§ TASK ITEM:
Check every line of the material below for the string "Altamente", and return the ones that have it.
•••••
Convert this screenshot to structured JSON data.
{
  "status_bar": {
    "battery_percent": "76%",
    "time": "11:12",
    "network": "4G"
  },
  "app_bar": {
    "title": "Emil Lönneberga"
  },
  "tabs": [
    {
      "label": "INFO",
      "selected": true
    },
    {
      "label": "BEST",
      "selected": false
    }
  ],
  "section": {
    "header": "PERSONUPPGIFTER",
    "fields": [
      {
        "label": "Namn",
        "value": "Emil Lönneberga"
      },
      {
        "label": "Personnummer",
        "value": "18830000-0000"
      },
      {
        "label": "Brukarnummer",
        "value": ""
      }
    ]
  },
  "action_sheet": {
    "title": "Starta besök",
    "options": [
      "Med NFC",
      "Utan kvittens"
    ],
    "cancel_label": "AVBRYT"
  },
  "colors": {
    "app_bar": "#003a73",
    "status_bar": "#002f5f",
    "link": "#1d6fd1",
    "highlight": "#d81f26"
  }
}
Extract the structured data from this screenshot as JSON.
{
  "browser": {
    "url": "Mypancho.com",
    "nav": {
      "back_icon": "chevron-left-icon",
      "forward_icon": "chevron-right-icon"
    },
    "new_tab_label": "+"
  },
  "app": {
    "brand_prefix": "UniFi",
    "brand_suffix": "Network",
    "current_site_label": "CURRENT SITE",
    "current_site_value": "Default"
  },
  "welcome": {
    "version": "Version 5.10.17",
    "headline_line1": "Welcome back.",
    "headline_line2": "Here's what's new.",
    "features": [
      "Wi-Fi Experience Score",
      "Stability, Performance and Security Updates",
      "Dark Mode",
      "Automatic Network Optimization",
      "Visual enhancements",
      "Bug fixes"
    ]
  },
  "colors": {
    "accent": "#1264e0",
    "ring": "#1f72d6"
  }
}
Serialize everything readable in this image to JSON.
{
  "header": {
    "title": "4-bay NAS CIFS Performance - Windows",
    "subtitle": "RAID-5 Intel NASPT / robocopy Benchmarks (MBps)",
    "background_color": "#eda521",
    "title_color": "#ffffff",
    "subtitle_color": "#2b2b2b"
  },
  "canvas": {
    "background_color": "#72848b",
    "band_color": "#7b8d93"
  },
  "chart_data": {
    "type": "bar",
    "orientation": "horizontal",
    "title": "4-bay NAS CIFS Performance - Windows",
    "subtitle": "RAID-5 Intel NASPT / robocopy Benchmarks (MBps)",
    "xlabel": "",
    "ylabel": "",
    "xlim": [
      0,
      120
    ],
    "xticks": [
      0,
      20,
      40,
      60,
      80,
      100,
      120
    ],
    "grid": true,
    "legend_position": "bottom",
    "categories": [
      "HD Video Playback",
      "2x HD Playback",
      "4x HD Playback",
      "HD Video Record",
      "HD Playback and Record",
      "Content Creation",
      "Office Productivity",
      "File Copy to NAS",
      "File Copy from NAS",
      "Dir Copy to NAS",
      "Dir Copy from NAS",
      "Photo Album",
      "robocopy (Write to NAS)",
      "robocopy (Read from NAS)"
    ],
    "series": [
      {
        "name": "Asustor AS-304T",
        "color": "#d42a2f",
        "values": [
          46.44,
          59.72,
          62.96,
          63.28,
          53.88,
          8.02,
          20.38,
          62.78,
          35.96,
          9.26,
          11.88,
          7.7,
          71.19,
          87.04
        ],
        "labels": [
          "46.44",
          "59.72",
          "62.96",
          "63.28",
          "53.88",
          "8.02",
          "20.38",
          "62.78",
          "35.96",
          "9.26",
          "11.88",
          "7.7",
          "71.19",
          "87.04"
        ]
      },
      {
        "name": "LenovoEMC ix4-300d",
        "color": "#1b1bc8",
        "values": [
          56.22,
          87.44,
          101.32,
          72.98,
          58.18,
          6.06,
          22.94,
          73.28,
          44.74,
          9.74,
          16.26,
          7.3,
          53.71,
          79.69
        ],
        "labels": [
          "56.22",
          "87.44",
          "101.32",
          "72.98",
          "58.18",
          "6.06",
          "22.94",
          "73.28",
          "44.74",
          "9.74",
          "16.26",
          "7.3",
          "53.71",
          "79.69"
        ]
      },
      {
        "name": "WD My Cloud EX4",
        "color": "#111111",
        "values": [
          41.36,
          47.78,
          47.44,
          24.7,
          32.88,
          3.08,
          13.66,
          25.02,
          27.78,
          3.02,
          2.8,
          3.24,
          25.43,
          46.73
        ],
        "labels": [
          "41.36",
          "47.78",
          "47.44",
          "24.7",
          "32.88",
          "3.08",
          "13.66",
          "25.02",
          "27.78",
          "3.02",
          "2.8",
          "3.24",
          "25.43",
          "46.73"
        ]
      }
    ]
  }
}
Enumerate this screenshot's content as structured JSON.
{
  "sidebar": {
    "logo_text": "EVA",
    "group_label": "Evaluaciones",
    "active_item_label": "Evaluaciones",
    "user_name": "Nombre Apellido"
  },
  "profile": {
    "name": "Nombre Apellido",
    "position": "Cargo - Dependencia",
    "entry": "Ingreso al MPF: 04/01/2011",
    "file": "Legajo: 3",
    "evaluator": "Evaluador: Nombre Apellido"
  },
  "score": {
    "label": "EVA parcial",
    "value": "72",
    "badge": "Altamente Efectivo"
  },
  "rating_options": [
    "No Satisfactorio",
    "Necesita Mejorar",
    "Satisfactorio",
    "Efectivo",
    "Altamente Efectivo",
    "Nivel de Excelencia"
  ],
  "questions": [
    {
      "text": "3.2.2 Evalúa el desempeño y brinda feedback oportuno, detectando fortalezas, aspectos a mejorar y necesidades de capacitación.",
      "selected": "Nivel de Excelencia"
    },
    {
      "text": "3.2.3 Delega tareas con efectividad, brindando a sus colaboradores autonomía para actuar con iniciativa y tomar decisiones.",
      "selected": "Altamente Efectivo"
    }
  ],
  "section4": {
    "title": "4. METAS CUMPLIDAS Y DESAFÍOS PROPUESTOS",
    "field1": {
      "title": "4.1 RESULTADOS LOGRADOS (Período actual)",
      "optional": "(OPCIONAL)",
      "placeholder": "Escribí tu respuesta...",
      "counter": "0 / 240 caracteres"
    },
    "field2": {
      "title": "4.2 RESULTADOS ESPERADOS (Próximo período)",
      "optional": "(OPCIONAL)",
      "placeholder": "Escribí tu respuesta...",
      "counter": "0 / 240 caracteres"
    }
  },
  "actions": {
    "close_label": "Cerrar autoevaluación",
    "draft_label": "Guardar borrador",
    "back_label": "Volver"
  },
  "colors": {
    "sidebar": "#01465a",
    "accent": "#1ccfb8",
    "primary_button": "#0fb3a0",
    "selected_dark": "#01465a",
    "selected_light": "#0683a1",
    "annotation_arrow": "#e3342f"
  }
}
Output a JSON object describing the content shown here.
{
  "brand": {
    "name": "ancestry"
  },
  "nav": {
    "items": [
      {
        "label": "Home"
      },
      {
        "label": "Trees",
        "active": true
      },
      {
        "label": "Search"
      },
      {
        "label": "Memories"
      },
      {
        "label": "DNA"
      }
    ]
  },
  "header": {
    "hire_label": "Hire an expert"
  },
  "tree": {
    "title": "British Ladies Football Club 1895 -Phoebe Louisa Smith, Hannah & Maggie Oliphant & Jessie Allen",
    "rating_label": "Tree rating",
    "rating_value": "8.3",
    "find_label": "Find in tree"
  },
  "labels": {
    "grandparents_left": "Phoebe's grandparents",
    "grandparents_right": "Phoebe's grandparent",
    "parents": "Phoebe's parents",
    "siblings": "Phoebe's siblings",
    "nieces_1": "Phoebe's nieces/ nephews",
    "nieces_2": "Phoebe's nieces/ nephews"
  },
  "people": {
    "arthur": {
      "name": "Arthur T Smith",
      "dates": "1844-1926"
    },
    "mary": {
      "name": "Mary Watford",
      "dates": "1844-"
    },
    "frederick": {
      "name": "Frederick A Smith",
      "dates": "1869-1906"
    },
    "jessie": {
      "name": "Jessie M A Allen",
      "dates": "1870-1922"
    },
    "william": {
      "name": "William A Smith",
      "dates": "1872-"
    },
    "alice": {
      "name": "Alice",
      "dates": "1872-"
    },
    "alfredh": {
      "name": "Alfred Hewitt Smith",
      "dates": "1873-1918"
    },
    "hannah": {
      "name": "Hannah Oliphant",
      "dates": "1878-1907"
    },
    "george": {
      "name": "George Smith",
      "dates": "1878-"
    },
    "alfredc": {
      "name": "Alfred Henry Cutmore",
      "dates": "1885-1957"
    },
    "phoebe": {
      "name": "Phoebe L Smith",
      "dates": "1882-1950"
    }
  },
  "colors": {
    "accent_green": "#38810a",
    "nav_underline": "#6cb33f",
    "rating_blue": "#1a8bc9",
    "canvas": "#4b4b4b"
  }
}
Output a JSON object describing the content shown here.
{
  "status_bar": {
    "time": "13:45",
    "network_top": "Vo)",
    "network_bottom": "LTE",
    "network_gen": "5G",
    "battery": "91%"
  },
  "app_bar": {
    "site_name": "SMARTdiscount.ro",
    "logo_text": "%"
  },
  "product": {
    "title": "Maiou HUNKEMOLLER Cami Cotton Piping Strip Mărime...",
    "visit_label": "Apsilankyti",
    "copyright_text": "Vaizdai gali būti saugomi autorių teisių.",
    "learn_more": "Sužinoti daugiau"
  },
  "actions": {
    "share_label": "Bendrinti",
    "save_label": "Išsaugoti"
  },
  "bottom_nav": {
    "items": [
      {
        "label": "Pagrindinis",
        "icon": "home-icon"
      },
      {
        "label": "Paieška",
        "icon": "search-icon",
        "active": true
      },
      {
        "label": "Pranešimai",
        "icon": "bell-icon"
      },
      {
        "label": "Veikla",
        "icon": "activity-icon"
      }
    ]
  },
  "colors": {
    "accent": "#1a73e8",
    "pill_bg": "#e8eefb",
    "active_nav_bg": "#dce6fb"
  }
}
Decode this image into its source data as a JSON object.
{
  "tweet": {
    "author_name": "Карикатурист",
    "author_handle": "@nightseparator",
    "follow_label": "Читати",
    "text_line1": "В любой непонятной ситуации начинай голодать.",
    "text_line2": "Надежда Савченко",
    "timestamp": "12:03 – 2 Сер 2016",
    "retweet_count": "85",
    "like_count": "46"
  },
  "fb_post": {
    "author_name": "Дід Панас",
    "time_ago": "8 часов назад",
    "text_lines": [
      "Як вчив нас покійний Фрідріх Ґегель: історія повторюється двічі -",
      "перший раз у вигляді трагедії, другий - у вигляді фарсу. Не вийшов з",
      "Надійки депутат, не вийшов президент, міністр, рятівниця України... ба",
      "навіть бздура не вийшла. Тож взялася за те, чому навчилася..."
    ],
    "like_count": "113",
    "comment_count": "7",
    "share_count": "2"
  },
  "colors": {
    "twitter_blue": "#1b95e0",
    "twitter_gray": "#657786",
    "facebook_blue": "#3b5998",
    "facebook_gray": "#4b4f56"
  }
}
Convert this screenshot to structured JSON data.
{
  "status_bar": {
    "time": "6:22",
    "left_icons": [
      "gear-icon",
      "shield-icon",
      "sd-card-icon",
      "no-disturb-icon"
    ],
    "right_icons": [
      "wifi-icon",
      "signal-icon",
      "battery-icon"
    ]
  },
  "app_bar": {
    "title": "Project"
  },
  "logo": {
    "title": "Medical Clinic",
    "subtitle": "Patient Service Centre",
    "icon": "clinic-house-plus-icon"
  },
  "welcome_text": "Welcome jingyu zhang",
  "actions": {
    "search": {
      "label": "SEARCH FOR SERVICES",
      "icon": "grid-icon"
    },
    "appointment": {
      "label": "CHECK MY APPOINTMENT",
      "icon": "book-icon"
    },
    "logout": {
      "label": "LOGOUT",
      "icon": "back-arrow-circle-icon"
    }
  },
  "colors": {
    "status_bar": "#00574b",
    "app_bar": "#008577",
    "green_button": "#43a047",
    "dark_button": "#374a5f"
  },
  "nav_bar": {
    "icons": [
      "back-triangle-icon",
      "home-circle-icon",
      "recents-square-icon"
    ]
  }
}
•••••
§ WORKED SOLUTION:
    "badge": "Altamente Efectivo"
    "Altamente Efectivo",
      "selected": "Altamente Efectivo"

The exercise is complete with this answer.